When most of us think of bullying, we probably imagine high schoolers spreading rumors or stuffing other students in lockers. However, there’s a much more common and dangerous type of bullying that still exists amongst adults: corporate bullying.
Bullying in the workplace can make employees feel as if they don’t belong, and can even cause employees to dread coming in for a day of work. It’s a serious and dangerous issue that should not be taken lightly, and can quickly become a problem in any workspace.
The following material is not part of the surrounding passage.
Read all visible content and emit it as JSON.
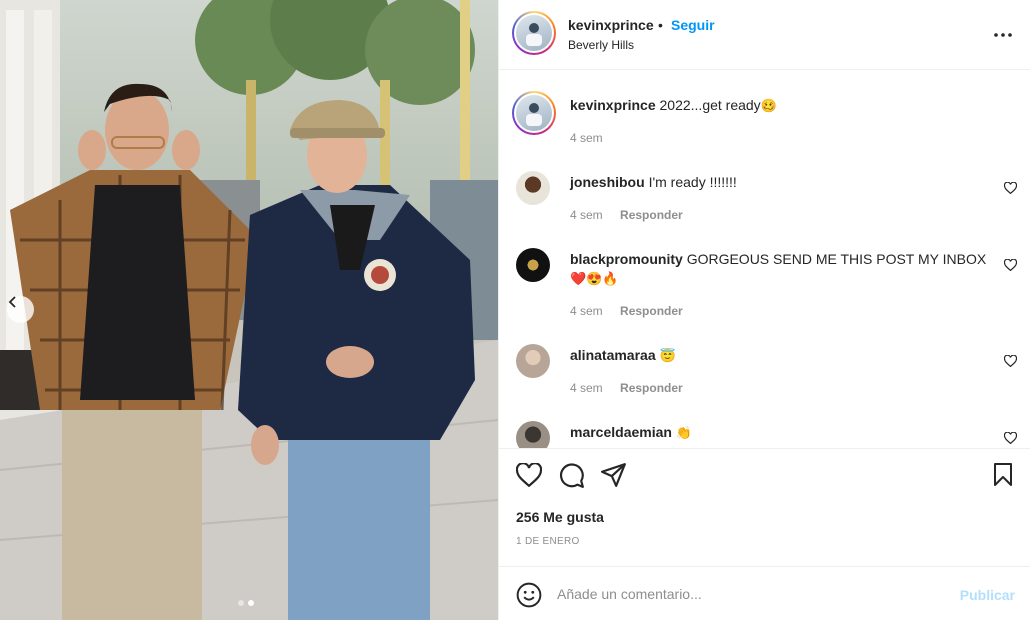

While corporate bullying comes in many forms, the most common forms include antagonizing, threatening, or humiliating the victim, interfering with their work, or even sabotaging their performance. According to many workers’ compensation lawyers in Atlanta, employees who have just returned from a health sabbatical may find themselves as a particularly vulnerable target for gossip.
Our Atlanta workers’ comp lawyers believe that this is because an employee returning to work may not be acquainted with new team members hired in their absence, may have trouble readjusting to their new environment, and may be self-conscious about their injuries.
So, with anti-discrimination and harassment laws in place, why does workplace bullying still happen? The most common reason that this type of treatment still exists is because employees are hesitant to come forth when they are bullied for fear of retaliation from the bully or been sometimes the employer themselves. They often believe that they should be responsible for their own emotions, and may begin to avoid other coworkers and responsibilities’ due to bullying.
Corporate bullying is a serious issue, and it can damage the psychological health of your employees. It’s up to employers to be proactive against bullying in their workplace. You can encourage your employees to speak up if they feel uncomfortable at work, and you should have an open-door policy to speak about issues that affect their performance. Together, you and your employees can work together to show corporate bullies that their behavior will not be tolerated.